Watching this programme made me think back to my childhood (oddly enough). Believe it or not I’ve turned out to be a fairly well adjusted guy with no temper and no hang-ups. And the main reason for that was my happy childhood. When I try to think of happy memories I have dozens that spring to mind. But when I try to think of bad ones I always come up empty. No, all the bad things happened when I was old enough to deal with them! My mother admitted that when my brother and I came along she didn’t have a clue what to do with us so she just made it up as she went along. She found it pretty tough at times with two active and mischievous sons wanting attention all the time, but she did an amazing job. It was interesting to hear all the advice of the child psychologist and recognise that, without realising it, my mother had followed them to the letter. I hope that I can do half as well when I’m a parent.

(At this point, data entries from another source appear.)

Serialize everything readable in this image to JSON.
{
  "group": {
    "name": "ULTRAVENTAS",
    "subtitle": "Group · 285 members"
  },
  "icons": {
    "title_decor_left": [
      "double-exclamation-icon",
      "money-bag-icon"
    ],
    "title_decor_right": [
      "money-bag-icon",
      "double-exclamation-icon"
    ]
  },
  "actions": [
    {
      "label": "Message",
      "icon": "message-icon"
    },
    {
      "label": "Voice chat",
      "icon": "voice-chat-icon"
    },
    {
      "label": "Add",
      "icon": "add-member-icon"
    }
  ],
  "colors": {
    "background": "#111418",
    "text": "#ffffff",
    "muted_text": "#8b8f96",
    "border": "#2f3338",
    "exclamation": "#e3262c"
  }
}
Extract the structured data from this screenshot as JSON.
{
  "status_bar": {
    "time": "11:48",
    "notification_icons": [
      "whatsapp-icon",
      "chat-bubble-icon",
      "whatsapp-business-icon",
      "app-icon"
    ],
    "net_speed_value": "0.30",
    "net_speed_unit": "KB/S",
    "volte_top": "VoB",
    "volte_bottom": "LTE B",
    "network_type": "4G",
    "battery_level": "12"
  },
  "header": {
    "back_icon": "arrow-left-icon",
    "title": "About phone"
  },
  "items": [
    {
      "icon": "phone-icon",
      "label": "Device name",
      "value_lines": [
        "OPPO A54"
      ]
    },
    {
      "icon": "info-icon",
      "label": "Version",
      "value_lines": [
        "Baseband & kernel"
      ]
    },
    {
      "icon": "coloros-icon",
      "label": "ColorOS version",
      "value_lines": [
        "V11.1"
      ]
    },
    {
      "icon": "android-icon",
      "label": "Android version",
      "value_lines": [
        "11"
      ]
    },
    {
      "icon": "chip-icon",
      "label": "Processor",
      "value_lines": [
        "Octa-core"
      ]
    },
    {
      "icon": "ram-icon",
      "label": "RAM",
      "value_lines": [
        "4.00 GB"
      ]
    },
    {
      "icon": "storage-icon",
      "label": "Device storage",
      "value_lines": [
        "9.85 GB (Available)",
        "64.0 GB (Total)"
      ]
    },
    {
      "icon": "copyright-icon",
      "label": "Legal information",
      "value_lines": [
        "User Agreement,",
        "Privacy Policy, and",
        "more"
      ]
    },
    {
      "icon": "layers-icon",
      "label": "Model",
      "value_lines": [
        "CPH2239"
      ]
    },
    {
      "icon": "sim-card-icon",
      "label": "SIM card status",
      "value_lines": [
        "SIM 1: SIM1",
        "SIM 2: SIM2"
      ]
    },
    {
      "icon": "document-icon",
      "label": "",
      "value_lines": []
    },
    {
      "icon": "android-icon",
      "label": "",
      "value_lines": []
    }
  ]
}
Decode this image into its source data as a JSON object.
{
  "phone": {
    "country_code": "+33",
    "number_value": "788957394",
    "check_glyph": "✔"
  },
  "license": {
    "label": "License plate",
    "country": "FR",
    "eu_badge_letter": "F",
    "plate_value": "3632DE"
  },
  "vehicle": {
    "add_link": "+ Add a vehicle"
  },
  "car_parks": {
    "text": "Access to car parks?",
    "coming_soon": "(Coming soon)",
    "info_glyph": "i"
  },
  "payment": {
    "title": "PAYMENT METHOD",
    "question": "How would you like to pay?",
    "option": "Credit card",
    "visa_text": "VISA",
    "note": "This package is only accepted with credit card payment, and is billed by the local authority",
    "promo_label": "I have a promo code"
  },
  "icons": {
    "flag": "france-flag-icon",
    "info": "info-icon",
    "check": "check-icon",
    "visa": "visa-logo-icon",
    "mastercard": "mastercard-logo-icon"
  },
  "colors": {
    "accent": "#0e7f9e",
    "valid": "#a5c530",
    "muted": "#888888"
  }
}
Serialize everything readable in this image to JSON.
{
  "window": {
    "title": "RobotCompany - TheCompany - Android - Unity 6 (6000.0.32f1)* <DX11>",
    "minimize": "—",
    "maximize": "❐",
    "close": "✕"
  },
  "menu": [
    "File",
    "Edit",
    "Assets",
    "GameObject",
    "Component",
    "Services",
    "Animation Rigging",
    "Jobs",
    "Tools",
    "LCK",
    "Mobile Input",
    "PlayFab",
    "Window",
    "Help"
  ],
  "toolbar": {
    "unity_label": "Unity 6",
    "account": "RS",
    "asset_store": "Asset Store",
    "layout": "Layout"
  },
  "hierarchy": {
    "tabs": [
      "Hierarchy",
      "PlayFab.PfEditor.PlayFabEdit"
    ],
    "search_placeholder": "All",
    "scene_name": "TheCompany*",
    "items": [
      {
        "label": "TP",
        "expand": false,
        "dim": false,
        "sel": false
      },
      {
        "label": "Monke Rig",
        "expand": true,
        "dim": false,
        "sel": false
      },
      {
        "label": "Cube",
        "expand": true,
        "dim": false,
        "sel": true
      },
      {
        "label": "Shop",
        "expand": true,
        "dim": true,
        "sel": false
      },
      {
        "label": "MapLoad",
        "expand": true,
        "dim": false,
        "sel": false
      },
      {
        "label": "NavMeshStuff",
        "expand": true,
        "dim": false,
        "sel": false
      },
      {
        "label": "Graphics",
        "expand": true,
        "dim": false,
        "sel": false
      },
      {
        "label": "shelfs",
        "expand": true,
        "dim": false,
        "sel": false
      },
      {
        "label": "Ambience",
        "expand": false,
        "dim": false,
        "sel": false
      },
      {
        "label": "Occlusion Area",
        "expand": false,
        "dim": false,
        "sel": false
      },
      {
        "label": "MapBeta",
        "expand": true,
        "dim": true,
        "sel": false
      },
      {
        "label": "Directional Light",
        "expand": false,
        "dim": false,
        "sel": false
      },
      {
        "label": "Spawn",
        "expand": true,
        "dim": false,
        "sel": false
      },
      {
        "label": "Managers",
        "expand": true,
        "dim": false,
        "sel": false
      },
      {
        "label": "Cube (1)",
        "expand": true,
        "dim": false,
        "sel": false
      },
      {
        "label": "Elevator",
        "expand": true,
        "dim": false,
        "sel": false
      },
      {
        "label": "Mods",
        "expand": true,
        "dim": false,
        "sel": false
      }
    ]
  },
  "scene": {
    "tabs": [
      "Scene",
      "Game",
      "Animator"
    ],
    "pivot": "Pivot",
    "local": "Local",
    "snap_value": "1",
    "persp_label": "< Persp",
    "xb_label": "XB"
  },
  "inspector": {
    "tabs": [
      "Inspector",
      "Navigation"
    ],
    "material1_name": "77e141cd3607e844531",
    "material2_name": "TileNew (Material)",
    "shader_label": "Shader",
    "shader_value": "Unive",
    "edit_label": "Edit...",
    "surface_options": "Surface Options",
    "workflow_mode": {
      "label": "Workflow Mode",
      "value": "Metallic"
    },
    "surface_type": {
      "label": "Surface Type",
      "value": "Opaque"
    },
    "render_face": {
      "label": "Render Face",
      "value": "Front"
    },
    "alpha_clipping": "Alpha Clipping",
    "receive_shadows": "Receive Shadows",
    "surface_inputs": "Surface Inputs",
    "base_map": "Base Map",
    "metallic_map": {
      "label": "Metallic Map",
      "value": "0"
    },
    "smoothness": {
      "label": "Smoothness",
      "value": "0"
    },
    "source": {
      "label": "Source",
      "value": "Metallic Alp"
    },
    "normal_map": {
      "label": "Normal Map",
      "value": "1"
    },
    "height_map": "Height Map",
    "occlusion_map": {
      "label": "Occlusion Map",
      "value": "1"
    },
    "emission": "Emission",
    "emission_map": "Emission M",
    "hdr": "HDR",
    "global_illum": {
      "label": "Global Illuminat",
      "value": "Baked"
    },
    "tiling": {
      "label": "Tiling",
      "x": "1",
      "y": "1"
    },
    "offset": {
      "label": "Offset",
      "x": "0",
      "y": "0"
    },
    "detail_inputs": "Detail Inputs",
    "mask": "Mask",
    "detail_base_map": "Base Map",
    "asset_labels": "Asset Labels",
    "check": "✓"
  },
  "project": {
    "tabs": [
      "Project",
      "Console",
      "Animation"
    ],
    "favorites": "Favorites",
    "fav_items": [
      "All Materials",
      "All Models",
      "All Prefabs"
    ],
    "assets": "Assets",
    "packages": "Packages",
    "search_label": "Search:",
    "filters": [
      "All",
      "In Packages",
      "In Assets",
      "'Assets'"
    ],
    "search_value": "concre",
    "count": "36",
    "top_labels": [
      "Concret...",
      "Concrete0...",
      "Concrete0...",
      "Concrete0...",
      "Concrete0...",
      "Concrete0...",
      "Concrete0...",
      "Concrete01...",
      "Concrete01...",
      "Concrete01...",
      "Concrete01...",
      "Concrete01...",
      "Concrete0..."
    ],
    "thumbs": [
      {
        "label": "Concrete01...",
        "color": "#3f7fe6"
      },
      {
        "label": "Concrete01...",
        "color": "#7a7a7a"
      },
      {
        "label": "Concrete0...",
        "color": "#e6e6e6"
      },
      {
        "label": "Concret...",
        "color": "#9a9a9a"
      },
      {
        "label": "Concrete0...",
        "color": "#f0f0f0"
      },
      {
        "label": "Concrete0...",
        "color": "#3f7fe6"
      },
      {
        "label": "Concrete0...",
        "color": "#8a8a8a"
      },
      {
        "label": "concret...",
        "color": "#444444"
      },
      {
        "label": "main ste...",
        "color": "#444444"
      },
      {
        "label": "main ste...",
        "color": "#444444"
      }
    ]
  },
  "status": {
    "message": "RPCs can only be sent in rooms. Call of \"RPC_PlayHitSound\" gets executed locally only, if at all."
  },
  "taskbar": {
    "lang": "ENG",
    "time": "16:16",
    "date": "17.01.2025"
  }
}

So the key is to provide a child with as many happy memories as possible. But this isn’t the whole story though. For instance if you’re genetically predisposed to produce too little serotonin then you’ll be susceptible to depression no matter how happy your childhood. I guess all you can do as a parent is your best and keep your fingers crossed.
The strangest thing that I saw on the programme was a demonstration of how unreliable the human memory is. The parents were shown pictures of themselves when they were younger and also a photo of them hot air ballooning. That picture was doctored as none of them had ever done it before, and said they couldn’t remember it. But when they came back 2 weeks later and were shown the photo again, half of them said that they had eventually remembered the day. Of course it had never happened, but if you try to picture yourself in a situation for long enough your brain will store that image into memory and later on it’ll feel like it really happened. The brain doesn’t distinguish between memories that are real and imagined. This further backs up my assertion that you can’t tell what reality is anyway.
I just thought it was an interesting programme and that I’d put some of my observations down. For the record. I’m not getting any younger and will no doubt be a parent within the next few years (ay karumba). I’ll need all the help I can get!